» **Activity**:
The following entries should be restated word for word, pictures excluded.

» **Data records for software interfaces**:
════════════════════
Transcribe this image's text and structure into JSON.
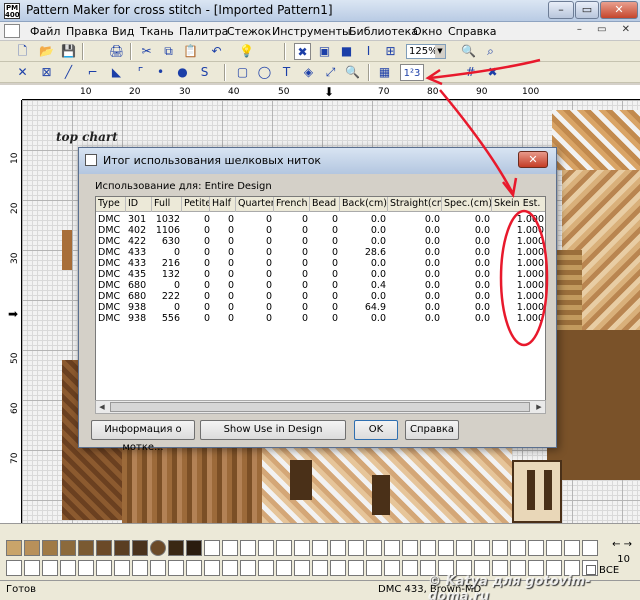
{
  "window": {
    "title": "Pattern Maker for cross stitch - [Imported Pattern1]",
    "icon_text": "PM 400",
    "buttons": [
      "–",
      "▭",
      "✕"
    ]
  },
  "menu": {
    "items": [
      "Файл",
      "Правка",
      "Вид",
      "Ткань",
      "Палитра",
      "Стежок",
      "Инструменты",
      "Библиотека",
      "Окно",
      "Справка"
    ],
    "mdi": "– ▭ ✕"
  },
  "toolbar": {
    "zoom_value": "125%",
    "top_glyphs": [
      "🗋",
      "📂",
      "💾",
      "🖨",
      "✂",
      "⧉",
      "📋",
      "↶",
      "💡",
      "✖",
      "▣",
      "■",
      "I",
      "⊞",
      "🔍"
    ],
    "bottom_glyphs": [
      "✕",
      "⊠",
      "╱",
      "⌐",
      "◣",
      "⌜",
      "•",
      "●",
      "S",
      "▢",
      "◯",
      "T",
      "◈",
      "⤢",
      "🔍",
      "▦",
      "1²3",
      "#",
      "✖"
    ]
  },
  "ruler": {
    "top": [
      "10",
      "20",
      "30",
      "40",
      "50",
      "60",
      "70",
      "80",
      "90",
      "100"
    ],
    "left": [
      "10",
      "20",
      "30",
      "40",
      "50",
      "60",
      "70"
    ]
  },
  "chart": {
    "label": "top chart"
  },
  "dialog": {
    "title": "Итог использования шелковых ниток",
    "usage_for": "Использование для: Entire Design",
    "columns": [
      "Type",
      "ID",
      "Full",
      "Petite",
      "Half",
      "Quarter",
      "French",
      "Bead",
      "Back(cm)",
      "Straight(cm)",
      "Spec.(cm)",
      "Skein Est."
    ],
    "rows": [
      [
        "DMC",
        "301",
        "1032",
        "0",
        "0",
        "0",
        "0",
        "0",
        "0.0",
        "0.0",
        "0.0",
        "1.000"
      ],
      [
        "DMC",
        "402",
        "1106",
        "0",
        "0",
        "0",
        "0",
        "0",
        "0.0",
        "0.0",
        "0.0",
        "1.000"
      ],
      [
        "DMC",
        "422",
        "630",
        "0",
        "0",
        "0",
        "0",
        "0",
        "0.0",
        "0.0",
        "0.0",
        "1.000"
      ],
      [
        "DMC",
        "433",
        "0",
        "0",
        "0",
        "0",
        "0",
        "0",
        "28.6",
        "0.0",
        "0.0",
        "1.000"
      ],
      [
        "DMC",
        "433",
        "216",
        "0",
        "0",
        "0",
        "0",
        "0",
        "0.0",
        "0.0",
        "0.0",
        "1.000"
      ],
      [
        "DMC",
        "435",
        "132",
        "0",
        "0",
        "0",
        "0",
        "0",
        "0.0",
        "0.0",
        "0.0",
        "1.000"
      ],
      [
        "DMC",
        "680",
        "0",
        "0",
        "0",
        "0",
        "0",
        "0",
        "0.4",
        "0.0",
        "0.0",
        "1.000"
      ],
      [
        "DMC",
        "680",
        "222",
        "0",
        "0",
        "0",
        "0",
        "0",
        "0.0",
        "0.0",
        "0.0",
        "1.000"
      ],
      [
        "DMC",
        "938",
        "0",
        "0",
        "0",
        "0",
        "0",
        "0",
        "64.9",
        "0.0",
        "0.0",
        "1.000"
      ],
      [
        "DMC",
        "938",
        "556",
        "0",
        "0",
        "0",
        "0",
        "0",
        "0.0",
        "0.0",
        "0.0",
        "1.000"
      ]
    ],
    "buttons": {
      "info": "Информация о мотке...",
      "show_use": "Show Use in Design",
      "ok": "OK",
      "help": "Справка"
    }
  },
  "palette": {
    "colors": [
      "#c9a46a",
      "#b8905a",
      "#a07a45",
      "#8c6a3c",
      "#7a5a32",
      "#6b4a28",
      "#5a3e22",
      "#4a321c",
      "#6b4a28",
      "#3a2814",
      "#2a1c0e",
      "#ffffff",
      "#ffffff",
      "#ffffff",
      "#ffffff",
      "#ffffff",
      "#ffffff",
      "#ffffff",
      "#ffffff",
      "#ffffff",
      "#ffffff",
      "#ffffff",
      "#ffffff",
      "#ffffff",
      "#ffffff",
      "#ffffff",
      "#ffffff",
      "#ffffff",
      "#ffffff",
      "#ffffff",
      "#ffffff",
      "#ffffff",
      "#ffffff"
    ],
    "arrows": "← →",
    "count": "10",
    "all_label": "ВСЕ"
  },
  "status": {
    "ready": "Готов",
    "thread": "DMC 433, Brown-MD",
    "watermark": "© Katya для gotovim-doma.ru"
  },
  "accent": {
    "annotation_red": "#e8192c"
  }
}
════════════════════
» **Your response**:
Transcribe this image's text and structure into JSON.
{
  "window": {
    "title": "Pattern Maker for cross stitch - [Imported Pattern1]",
    "icon_text": "PM 400",
    "buttons": [
      "–",
      "▭",
      "✕"
    ]
  },
  "menu": {
    "items": [
      "Файл",
      "Правка",
      "Вид",
      "Ткань",
      "Палитра",
      "Стежок",
      "Инструменты",
      "Библиотека",
      "Окно",
      "Справка"
    ],
    "mdi": "– ▭ ✕"
  },
  "toolbar": {
    "zoom_value": "125%",
    "top_glyphs": [
      "🗋",
      "📂",
      "💾",
      "🖨",
      "✂",
      "⧉",
      "📋",
      "↶",
      "💡",
      "✖",
      "▣",
      "■",
      "I",
      "⊞",
      "🔍"
    ],
    "bottom_glyphs": [
      "✕",
      "⊠",
      "╱",
      "⌐",
      "◣",
      "⌜",
      "•",
      "●",
      "S",
      "▢",
      "◯",
      "T",
      "◈",
      "⤢",
      "🔍",
      "▦",
      "1²3",
      "#",
      "✖"
    ]
  },
  "ruler": {
    "top": [
      "10",
      "20",
      "30",
      "40",
      "50",
      "60",
      "70",
      "80",
      "90",
      "100"
    ],
    "left": [
      "10",
      "20",
      "30",
      "40",
      "50",
      "60",
      "70"
    ]
  },
  "chart": {
    "label": "top chart"
  },
  "dialog": {
    "title": "Итог использования шелковых ниток",
    "usage_for": "Использование для: Entire Design",
    "columns": [
      "Type",
      "ID",
      "Full",
      "Petite",
      "Half",
      "Quarter",
      "French",
      "Bead",
      "Back(cm)",
      "Straight(cm)",
      "Spec.(cm)",
      "Skein Est."
    ],
    "rows": [
      [
        "DMC",
        "301",
        "1032",
        "0",
        "0",
        "0",
        "0",
        "0",
        "0.0",
        "0.0",
        "0.0",
        "1.000"
      ],
      [
        "DMC",
        "402",
        "1106",
        "0",
        "0",
        "0",
        "0",
        "0",
        "0.0",
        "0.0",
        "0.0",
        "1.000"
      ],
      [
        "DMC",
        "422",
        "630",
        "0",
        "0",
        "0",
        "0",
        "0",
        "0.0",
        "0.0",
        "0.0",
        "1.000"
      ],
      [
        "DMC",
        "433",
        "0",
        "0",
        "0",
        "0",
        "0",
        "0",
        "28.6",
        "0.0",
        "0.0",
        "1.000"
      ],
      [
        "DMC",
        "433",
        "216",
        "0",
        "0",
        "0",
        "0",
        "0",
        "0.0",
        "0.0",
        "0.0",
        "1.000"
      ],
      [
        "DMC",
        "435",
        "132",
        "0",
        "0",
        "0",
        "0",
        "0",
        "0.0",
        "0.0",
        "0.0",
        "1.000"
      ],
      [
        "DMC",
        "680",
        "0",
        "0",
        "0",
        "0",
        "0",
        "0",
        "0.4",
        "0.0",
        "0.0",
        "1.000"
      ],
      [
        "DMC",
        "680",
        "222",
        "0",
        "0",
        "0",
        "0",
        "0",
        "0.0",
        "0.0",
        "0.0",
        "1.000"
      ],
      [
        "DMC",
        "938",
        "0",
        "0",
        "0",
        "0",
        "0",
        "0",
        "64.9",
        "0.0",
        "0.0",
        "1.000"
      ],
      [
        "DMC",
        "938",
        "556",
        "0",
        "0",
        "0",
        "0",
        "0",
        "0.0",
        "0.0",
        "0.0",
        "1.000"
      ]
    ],
    "buttons": {
      "info": "Информация о мотке...",
      "show_use": "Show Use in Design",
      "ok": "OK",
      "help": "Справка"
    }
  },
  "palette": {
    "colors": [
      "#c9a46a",
      "#b8905a",
      "#a07a45",
      "#8c6a3c",
      "#7a5a32",
      "#6b4a28",
      "#5a3e22",
      "#4a321c",
      "#6b4a28",
      "#3a2814",
      "#2a1c0e",
      "#ffffff",
      "#ffffff",
      "#ffffff",
      "#ffffff",
      "#ffffff",
      "#ffffff",
      "#ffffff",
      "#ffffff",
      "#ffffff",
      "#ffffff",
      "#ffffff",
      "#ffffff",
      "#ffffff",
      "#ffffff",
      "#ffffff",
      "#ffffff",
      "#ffffff",
      "#ffffff",
      "#ffffff",
      "#ffffff",
      "#ffffff",
      "#ffffff"
    ],
    "arrows": "← →",
    "count": "10",
    "all_label": "ВСЕ"
  },
  "status": {
    "ready": "Готов",
    "thread": "DMC 433, Brown-MD",
    "watermark": "© Katya для gotovim-doma.ru"
  },
  "accent": {
    "annotation_red": "#e8192c"
  }
}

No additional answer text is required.